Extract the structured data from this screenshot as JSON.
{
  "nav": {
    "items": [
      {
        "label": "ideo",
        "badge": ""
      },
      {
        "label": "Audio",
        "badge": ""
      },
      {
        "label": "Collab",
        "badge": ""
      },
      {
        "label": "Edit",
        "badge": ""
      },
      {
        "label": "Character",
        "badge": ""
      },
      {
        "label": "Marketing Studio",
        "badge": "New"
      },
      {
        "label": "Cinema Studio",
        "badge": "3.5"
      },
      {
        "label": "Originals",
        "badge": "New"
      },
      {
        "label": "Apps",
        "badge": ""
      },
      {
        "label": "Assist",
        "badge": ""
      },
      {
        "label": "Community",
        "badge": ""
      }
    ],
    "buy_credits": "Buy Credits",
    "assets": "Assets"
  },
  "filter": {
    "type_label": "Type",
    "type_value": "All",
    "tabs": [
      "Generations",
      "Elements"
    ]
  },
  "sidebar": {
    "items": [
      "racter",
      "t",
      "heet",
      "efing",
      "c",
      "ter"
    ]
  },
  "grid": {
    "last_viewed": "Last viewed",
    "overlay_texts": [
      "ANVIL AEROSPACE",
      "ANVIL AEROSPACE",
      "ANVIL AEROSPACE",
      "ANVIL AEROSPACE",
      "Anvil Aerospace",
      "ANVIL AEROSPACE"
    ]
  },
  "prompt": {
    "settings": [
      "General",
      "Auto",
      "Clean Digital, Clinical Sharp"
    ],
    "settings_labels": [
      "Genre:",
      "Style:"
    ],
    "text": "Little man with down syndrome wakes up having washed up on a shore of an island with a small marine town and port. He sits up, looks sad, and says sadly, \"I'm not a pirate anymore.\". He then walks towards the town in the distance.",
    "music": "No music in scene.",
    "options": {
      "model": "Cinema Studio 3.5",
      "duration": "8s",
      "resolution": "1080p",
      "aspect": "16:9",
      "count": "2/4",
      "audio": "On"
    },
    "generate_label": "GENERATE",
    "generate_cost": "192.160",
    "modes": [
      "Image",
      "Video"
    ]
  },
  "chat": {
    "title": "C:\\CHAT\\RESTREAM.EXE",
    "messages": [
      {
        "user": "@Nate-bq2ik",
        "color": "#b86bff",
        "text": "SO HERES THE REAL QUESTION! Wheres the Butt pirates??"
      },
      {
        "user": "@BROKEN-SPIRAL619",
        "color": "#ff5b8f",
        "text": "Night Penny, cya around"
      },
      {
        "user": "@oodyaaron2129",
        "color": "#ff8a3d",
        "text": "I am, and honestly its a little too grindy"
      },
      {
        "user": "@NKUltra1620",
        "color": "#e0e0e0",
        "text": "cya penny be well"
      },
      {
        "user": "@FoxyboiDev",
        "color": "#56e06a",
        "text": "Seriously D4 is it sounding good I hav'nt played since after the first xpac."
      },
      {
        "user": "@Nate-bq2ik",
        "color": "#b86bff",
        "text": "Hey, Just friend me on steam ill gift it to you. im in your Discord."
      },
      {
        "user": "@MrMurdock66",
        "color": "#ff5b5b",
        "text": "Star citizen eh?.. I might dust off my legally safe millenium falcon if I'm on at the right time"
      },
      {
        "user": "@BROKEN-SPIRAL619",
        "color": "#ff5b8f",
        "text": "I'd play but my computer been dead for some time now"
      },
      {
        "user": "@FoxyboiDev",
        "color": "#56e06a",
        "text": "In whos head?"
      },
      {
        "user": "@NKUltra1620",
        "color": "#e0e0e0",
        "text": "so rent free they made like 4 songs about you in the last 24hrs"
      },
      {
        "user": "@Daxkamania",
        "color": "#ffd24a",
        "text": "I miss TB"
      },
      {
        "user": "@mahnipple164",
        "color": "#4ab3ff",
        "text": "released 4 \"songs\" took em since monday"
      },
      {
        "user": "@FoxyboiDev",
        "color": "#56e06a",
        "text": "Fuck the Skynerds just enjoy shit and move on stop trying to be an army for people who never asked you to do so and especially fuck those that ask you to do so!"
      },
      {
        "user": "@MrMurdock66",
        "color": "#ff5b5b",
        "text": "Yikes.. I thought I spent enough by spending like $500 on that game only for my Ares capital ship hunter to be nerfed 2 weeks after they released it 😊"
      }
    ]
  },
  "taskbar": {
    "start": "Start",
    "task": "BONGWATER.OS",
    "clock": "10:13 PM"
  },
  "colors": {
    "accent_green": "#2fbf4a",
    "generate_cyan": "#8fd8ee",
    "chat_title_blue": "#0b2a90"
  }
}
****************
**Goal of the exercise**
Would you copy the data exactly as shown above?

**Your response**
Extract the structured data from this screenshot as JSON.
{
  "nav": {
    "items": [
      {
        "label": "ideo",
        "badge": ""
      },
      {
        "label": "Audio",
        "badge": ""
      },
      {
        "label": "Collab",
        "badge": ""
      },
      {
        "label": "Edit",
        "badge": ""
      },
      {
        "label": "Character",
        "badge": ""
      },
      {
        "label": "Marketing Studio",
        "badge": "New"
      },
      {
        "label": "Cinema Studio",
        "badge": "3.5"
      },
      {
        "label": "Originals",
        "badge": "New"
      },
      {
        "label": "Apps",
        "badge": ""
      },
      {
        "label": "Assist",
        "badge": ""
      },
      {
        "label": "Community",
        "badge": ""
      }
    ],
    "buy_credits": "Buy Credits",
    "assets": "Assets"
  },
  "filter": {
    "type_label": "Type",
    "type_value": "All",
    "tabs": [
      "Generations",
      "Elements"
    ]
  },
  "sidebar": {
    "items": [
      "racter",
      "t",
      "heet",
      "efing",
      "c",
      "ter"
    ]
  },
  "grid": {
    "last_viewed": "Last viewed",
    "overlay_texts": [
      "ANVIL AEROSPACE",
      "ANVIL AEROSPACE",
      "ANVIL AEROSPACE",
      "ANVIL AEROSPACE",
      "Anvil Aerospace",
      "ANVIL AEROSPACE"
    ]
  },
  "prompt": {
    "settings": [
      "General",
      "Auto",
      "Clean Digital, Clinical Sharp"
    ],
    "settings_labels": [
      "Genre:",
      "Style:"
    ],
    "text": "Little man with down syndrome wakes up having washed up on a shore of an island with a small marine town and port. He sits up, looks sad, and says sadly, \"I'm not a pirate anymore.\". He then walks towards the town in the distance.",
    "music": "No music in scene.",
    "options": {
      "model": "Cinema Studio 3.5",
      "duration": "8s",
      "resolution": "1080p",
      "aspect": "16:9",
      "count": "2/4",
      "audio": "On"
    },
    "generate_label": "GENERATE",
    "generate_cost": "192.160",
    "modes": [
      "Image",
      "Video"
    ]
  },
  "chat": {
    "title": "C:\\CHAT\\RESTREAM.EXE",
    "messages": [
      {
        "user": "@Nate-bq2ik",
        "color": "#b86bff",
        "text": "SO HERES THE REAL QUESTION! Wheres the Butt pirates??"
      },
      {
        "user": "@BROKEN-SPIRAL619",
        "color": "#ff5b8f",
        "text": "Night Penny, cya around"
      },
      {
        "user": "@oodyaaron2129",
        "color": "#ff8a3d",
        "text": "I am, and honestly its a little too grindy"
      },
      {
        "user": "@NKUltra1620",
        "color": "#e0e0e0",
        "text": "cya penny be well"
      },
      {
        "user": "@FoxyboiDev",
        "color": "#56e06a",
        "text": "Seriously D4 is it sounding good I hav'nt played since after the first xpac."
      },
      {
        "user": "@Nate-bq2ik",
        "color": "#b86bff",
        "text": "Hey, Just friend me on steam ill gift it to you. im in your Discord."
      },
      {
        "user": "@MrMurdock66",
        "color": "#ff5b5b",
        "text": "Star citizen eh?.. I might dust off my legally safe millenium falcon if I'm on at the right time"
      },
      {
        "user": "@BROKEN-SPIRAL619",
        "color": "#ff5b8f",
        "text": "I'd play but my computer been dead for some time now"
      },
      {
        "user": "@FoxyboiDev",
        "color": "#56e06a",
        "text": "In whos head?"
      },
      {
        "user": "@NKUltra1620",
        "color": "#e0e0e0",
        "text": "so rent free they made like 4 songs about you in the last 24hrs"
      },
      {
        "user": "@Daxkamania",
        "color": "#ffd24a",
        "text": "I miss TB"
      },
      {
        "user": "@mahnipple164",
        "color": "#4ab3ff",
        "text": "released 4 \"songs\" took em since monday"
      },
      {
        "user": "@FoxyboiDev",
        "color": "#56e06a",
        "text": "Fuck the Skynerds just enjoy shit and move on stop trying to be an army for people who never asked you to do so and especially fuck those that ask you to do so!"
      },
      {
        "user": "@MrMurdock66",
        "color": "#ff5b5b",
        "text": "Yikes.. I thought I spent enough by spending like $500 on that game only for my Ares capital ship hunter to be nerfed 2 weeks after they released it 😊"
      }
    ]
  },
  "taskbar": {
    "start": "Start",
    "task": "BONGWATER.OS",
    "clock": "10:13 PM"
  },
  "colors": {
    "accent_green": "#2fbf4a",
    "generate_cyan": "#8fd8ee",
    "chat_title_blue": "#0b2a90"
  }
}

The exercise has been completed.